What is expected:
Reply with one number: the count of lines in the records below that hold "Ayarları".

Records for processing:
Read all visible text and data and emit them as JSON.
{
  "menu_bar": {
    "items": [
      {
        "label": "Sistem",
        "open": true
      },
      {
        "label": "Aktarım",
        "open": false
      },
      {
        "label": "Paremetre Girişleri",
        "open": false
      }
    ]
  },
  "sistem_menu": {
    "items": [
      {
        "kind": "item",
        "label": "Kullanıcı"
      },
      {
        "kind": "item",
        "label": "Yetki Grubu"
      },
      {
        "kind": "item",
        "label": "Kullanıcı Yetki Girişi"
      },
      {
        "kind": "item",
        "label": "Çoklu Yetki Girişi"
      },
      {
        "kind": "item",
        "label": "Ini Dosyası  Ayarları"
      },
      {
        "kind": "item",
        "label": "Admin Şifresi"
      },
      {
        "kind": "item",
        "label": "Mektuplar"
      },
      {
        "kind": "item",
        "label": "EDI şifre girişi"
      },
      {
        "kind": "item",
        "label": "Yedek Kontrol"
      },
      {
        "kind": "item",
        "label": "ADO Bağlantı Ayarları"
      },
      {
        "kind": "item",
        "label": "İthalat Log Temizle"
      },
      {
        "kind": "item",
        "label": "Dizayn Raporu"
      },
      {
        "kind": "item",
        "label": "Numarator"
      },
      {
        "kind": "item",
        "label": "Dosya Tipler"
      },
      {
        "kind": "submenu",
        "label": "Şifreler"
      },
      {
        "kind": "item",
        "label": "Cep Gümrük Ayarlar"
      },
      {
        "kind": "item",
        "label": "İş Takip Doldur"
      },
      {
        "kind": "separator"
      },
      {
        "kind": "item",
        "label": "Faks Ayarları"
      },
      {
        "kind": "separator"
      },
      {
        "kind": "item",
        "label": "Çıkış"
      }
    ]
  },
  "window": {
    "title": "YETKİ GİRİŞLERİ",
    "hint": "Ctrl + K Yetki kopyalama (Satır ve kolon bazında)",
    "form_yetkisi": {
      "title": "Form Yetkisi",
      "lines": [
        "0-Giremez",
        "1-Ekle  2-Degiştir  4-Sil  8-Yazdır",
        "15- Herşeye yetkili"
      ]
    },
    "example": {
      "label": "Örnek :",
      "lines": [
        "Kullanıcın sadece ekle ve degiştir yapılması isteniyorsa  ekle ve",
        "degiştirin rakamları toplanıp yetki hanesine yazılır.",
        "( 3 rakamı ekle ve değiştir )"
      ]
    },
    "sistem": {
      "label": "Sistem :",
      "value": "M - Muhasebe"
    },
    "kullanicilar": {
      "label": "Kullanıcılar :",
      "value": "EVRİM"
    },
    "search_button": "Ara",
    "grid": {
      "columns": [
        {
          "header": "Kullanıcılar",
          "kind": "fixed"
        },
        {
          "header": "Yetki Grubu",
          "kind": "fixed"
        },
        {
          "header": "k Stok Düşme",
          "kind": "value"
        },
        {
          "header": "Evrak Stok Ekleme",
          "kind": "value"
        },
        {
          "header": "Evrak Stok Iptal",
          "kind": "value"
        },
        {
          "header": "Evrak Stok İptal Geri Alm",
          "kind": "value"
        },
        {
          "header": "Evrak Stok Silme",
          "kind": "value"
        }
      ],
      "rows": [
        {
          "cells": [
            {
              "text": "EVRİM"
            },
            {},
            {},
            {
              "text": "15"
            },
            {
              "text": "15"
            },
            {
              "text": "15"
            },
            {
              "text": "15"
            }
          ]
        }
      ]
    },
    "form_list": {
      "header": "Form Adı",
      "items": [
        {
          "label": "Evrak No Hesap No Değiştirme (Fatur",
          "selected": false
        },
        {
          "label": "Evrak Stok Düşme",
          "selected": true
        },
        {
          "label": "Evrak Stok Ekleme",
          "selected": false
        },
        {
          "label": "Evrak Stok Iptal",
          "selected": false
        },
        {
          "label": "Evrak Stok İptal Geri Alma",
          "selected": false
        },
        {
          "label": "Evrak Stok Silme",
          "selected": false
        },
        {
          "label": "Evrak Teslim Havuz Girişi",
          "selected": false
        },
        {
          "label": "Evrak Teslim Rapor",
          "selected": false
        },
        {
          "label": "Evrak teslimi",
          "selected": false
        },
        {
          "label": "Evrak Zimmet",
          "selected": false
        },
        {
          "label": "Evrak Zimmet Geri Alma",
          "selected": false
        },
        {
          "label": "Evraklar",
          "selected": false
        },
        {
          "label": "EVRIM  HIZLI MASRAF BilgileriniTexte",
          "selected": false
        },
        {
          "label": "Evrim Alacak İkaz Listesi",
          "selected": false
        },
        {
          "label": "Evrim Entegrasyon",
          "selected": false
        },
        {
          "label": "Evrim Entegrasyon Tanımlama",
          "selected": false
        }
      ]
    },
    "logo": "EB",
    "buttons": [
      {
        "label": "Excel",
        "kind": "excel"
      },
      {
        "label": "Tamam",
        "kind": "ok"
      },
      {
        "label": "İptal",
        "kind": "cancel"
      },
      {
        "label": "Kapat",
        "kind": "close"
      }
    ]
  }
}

Task answer:
3